What about you? Do you habitually wait so long to empty your bladder that you think you won’t make it to the bathroom in time? Do you sit on or hover over the toilet to urinate? Some women say, “It depends on where I am.” In a recent survey, most women said that they sit on the toilet to urinate when they are at home but that they’ll hover or crouch over the toilet when using a public restroom.
Which toileting habits are best for bladder health? The unfortunate answer is, we don’t know yet. However, recent studies have shown a link between waiting too long to urinate and lower urinary tract symptoms, like bladder leakage. Other factors may be involved too, like obesity, but there is growing evidence that our toileting behaviors can affect our bladder health.
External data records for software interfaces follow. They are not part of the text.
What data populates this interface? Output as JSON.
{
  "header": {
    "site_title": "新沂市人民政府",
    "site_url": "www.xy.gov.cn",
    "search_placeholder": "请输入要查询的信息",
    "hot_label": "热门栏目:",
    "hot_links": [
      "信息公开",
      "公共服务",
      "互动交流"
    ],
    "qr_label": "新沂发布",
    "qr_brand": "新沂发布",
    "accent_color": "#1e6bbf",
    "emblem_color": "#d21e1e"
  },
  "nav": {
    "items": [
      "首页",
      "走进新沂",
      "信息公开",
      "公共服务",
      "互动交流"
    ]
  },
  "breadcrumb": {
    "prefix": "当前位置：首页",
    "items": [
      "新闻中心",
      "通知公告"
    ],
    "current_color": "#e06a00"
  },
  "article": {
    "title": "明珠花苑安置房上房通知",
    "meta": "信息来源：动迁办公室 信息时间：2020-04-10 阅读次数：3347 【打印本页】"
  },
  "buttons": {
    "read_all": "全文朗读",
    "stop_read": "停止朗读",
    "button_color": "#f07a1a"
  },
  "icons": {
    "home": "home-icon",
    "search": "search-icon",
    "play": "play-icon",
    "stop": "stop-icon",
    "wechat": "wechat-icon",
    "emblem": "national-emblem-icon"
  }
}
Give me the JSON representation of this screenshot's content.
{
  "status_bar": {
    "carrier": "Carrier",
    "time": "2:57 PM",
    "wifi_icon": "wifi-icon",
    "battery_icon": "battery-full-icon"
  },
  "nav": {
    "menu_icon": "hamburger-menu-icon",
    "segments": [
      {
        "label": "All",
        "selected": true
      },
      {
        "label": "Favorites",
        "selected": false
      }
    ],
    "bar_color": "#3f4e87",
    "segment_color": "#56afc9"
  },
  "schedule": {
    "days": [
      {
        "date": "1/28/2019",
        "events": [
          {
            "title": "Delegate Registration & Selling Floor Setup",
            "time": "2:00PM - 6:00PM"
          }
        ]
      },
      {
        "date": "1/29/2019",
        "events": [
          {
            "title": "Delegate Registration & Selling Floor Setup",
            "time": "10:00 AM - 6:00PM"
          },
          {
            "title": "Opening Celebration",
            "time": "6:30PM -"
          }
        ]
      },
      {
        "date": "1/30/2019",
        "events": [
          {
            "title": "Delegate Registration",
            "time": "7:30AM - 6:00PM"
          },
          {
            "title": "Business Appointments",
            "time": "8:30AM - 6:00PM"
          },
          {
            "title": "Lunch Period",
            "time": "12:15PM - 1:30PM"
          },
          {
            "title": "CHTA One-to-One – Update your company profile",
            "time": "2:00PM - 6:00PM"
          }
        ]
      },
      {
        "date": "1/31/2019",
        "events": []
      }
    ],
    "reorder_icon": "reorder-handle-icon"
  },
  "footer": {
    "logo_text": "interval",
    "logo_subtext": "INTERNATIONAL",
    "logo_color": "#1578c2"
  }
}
When we were young children and just learning how to control our bladders, we were taught to pay attention to the urge to go. Yet as adults, many of us will ignore the urge to go because we don’t want to – or can’t stop what we’re doing – to use the toilet. When you don’t respond to your bladder’s increasing demand to urinate, several things happen. The pressure in your bladder increases and it can start to contract in response to the stretching of the bladder wall. Your bladder sphincter and pelvic floor contract more forcefully in an attempt to hold urine in the bladder, and if you avoid urination for too long, your bladder will ultimately “win” and leakage will occur.
Even if you don’t immediately leak, habitually delaying going to the bathroom can lead to over stretching which damages your bladder wall muscle. This in turn can lead to to the inability of your bladder to contract sufficiently so that you empty completely, as well as the development of kidney damage from “backed up” pressure from the bladder.
So, until we have more evidence about the effects of toileting behaviors let’s try to do the following. Go to the bathroom when you know you need to, don’t delay! Sit on the toilet seat so that you can relax and let your bladder empty completely. Paying attention to your bladder can help it and you, stay healthy!